▶ **What is expected**
Would you set down all of the entries below exactly as they stand?
____ Raw data
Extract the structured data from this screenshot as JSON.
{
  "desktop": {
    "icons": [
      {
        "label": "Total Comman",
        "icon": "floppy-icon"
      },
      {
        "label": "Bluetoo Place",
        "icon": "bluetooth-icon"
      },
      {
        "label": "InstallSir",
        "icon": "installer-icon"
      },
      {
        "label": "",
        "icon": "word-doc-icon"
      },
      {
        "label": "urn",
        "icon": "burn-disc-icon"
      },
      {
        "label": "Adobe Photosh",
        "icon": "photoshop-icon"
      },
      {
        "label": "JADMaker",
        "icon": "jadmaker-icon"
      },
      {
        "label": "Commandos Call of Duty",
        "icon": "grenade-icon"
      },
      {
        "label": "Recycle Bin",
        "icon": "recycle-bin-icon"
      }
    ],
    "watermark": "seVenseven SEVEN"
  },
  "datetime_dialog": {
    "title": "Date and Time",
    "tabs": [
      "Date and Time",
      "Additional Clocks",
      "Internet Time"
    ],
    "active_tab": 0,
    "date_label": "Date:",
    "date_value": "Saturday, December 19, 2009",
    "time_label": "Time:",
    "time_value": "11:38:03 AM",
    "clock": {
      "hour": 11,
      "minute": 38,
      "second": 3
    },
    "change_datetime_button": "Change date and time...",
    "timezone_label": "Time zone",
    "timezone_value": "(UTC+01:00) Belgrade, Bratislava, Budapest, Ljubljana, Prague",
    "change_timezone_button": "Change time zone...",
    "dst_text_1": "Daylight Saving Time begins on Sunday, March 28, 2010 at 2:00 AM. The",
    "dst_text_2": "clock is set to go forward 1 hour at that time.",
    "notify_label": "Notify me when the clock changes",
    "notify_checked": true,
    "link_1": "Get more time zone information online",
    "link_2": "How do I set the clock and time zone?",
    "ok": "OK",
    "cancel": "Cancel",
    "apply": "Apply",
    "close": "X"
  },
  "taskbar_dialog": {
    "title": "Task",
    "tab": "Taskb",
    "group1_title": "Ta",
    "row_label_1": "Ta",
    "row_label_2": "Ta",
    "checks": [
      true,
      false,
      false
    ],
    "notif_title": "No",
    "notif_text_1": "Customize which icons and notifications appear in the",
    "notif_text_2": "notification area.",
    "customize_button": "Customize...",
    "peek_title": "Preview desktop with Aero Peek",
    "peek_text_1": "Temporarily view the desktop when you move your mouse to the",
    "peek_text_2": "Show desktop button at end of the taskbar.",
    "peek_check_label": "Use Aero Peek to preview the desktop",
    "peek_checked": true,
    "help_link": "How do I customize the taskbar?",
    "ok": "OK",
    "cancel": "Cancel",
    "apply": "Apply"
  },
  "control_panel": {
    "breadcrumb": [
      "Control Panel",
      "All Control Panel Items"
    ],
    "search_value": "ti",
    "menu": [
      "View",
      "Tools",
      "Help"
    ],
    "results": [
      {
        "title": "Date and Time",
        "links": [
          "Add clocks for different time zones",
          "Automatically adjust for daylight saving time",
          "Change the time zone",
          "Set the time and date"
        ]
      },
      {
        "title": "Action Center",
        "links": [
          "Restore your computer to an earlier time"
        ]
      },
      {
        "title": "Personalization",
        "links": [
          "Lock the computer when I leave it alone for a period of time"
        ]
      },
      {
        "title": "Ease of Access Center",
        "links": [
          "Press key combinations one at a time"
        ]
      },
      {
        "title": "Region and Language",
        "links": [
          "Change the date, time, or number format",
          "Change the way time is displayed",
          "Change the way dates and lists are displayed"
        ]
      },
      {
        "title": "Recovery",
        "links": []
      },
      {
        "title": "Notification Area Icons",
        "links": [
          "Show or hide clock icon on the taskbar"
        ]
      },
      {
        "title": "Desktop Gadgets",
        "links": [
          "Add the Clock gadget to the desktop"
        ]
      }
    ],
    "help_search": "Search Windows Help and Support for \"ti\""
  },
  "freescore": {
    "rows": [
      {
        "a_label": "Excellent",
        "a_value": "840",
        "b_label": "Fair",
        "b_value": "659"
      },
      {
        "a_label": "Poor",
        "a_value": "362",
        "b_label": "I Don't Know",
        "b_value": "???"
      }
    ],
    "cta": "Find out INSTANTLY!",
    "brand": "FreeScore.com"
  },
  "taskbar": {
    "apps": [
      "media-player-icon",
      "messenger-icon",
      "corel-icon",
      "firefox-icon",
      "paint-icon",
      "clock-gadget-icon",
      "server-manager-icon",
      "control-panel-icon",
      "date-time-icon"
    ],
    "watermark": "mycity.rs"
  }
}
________
▶ **Completed task**
Extract the structured data from this screenshot as JSON.
{
  "desktop": {
    "icons": [
      {
        "label": "Total Comman",
        "icon": "floppy-icon"
      },
      {
        "label": "Bluetoo Place",
        "icon": "bluetooth-icon"
      },
      {
        "label": "InstallSir",
        "icon": "installer-icon"
      },
      {
        "label": "",
        "icon": "word-doc-icon"
      },
      {
        "label": "urn",
        "icon": "burn-disc-icon"
      },
      {
        "label": "Adobe Photosh",
        "icon": "photoshop-icon"
      },
      {
        "label": "JADMaker",
        "icon": "jadmaker-icon"
      },
      {
        "label": "Commandos Call of Duty",
        "icon": "grenade-icon"
      },
      {
        "label": "Recycle Bin",
        "icon": "recycle-bin-icon"
      }
    ],
    "watermark": "seVenseven SEVEN"
  },
  "datetime_dialog": {
    "title": "Date and Time",
    "tabs": [
      "Date and Time",
      "Additional Clocks",
      "Internet Time"
    ],
    "active_tab": 0,
    "date_label": "Date:",
    "date_value": "Saturday, December 19, 2009",
    "time_label": "Time:",
    "time_value": "11:38:03 AM",
    "clock": {
      "hour": 11,
      "minute": 38,
      "second": 3
    },
    "change_datetime_button": "Change date and time...",
    "timezone_label": "Time zone",
    "timezone_value": "(UTC+01:00) Belgrade, Bratislava, Budapest, Ljubljana, Prague",
    "change_timezone_button": "Change time zone...",
    "dst_text_1": "Daylight Saving Time begins on Sunday, March 28, 2010 at 2:00 AM. The",
    "dst_text_2": "clock is set to go forward 1 hour at that time.",
    "notify_label": "Notify me when the clock changes",
    "notify_checked": true,
    "link_1": "Get more time zone information online",
    "link_2": "How do I set the clock and time zone?",
    "ok": "OK",
    "cancel": "Cancel",
    "apply": "Apply",
    "close": "X"
  },
  "taskbar_dialog": {
    "title": "Task",
    "tab": "Taskb",
    "group1_title": "Ta",
    "row_label_1": "Ta",
    "row_label_2": "Ta",
    "checks": [
      true,
      false,
      false
    ],
    "notif_title": "No",
    "notif_text_1": "Customize which icons and notifications appear in the",
    "notif_text_2": "notification area.",
    "customize_button": "Customize...",
    "peek_title": "Preview desktop with Aero Peek",
    "peek_text_1": "Temporarily view the desktop when you move your mouse to the",
    "peek_text_2": "Show desktop button at end of the taskbar.",
    "peek_check_label": "Use Aero Peek to preview the desktop",
    "peek_checked": true,
    "help_link": "How do I customize the taskbar?",
    "ok": "OK",
    "cancel": "Cancel",
    "apply": "Apply"
  },
  "control_panel": {
    "breadcrumb": [
      "Control Panel",
      "All Control Panel Items"
    ],
    "search_value": "ti",
    "menu": [
      "View",
      "Tools",
      "Help"
    ],
    "results": [
      {
        "title": "Date and Time",
        "links": [
          "Add clocks for different time zones",
          "Automatically adjust for daylight saving time",
          "Change the time zone",
          "Set the time and date"
        ]
      },
      {
        "title": "Action Center",
        "links": [
          "Restore your computer to an earlier time"
        ]
      },
      {
        "title": "Personalization",
        "links": [
          "Lock the computer when I leave it alone for a period of time"
        ]
      },
      {
        "title": "Ease of Access Center",
        "links": [
          "Press key combinations one at a time"
        ]
      },
      {
        "title": "Region and Language",
        "links": [
          "Change the date, time, or number format",
          "Change the way time is displayed",
          "Change the way dates and lists are displayed"
        ]
      },
      {
        "title": "Recovery",
        "links": []
      },
      {
        "title": "Notification Area Icons",
        "links": [
          "Show or hide clock icon on the taskbar"
        ]
      },
      {
        "title": "Desktop Gadgets",
        "links": [
          "Add the Clock gadget to the desktop"
        ]
      }
    ],
    "help_search": "Search Windows Help and Support for \"ti\""
  },
  "freescore": {
    "rows": [
      {
        "a_label": "Excellent",
        "a_value": "840",
        "b_label": "Fair",
        "b_value": "659"
      },
      {
        "a_label": "Poor",
        "a_value": "362",
        "b_label": "I Don't Know",
        "b_value": "???"
      }
    ],
    "cta": "Find out INSTANTLY!",
    "brand": "FreeScore.com"
  },
  "taskbar": {
    "apps": [
      "media-player-icon",
      "messenger-icon",
      "corel-icon",
      "firefox-icon",
      "paint-icon",
      "clock-gadget-icon",
      "server-manager-icon",
      "control-panel-icon",
      "date-time-icon"
    ],
    "watermark": "mycity.rs"
  }
}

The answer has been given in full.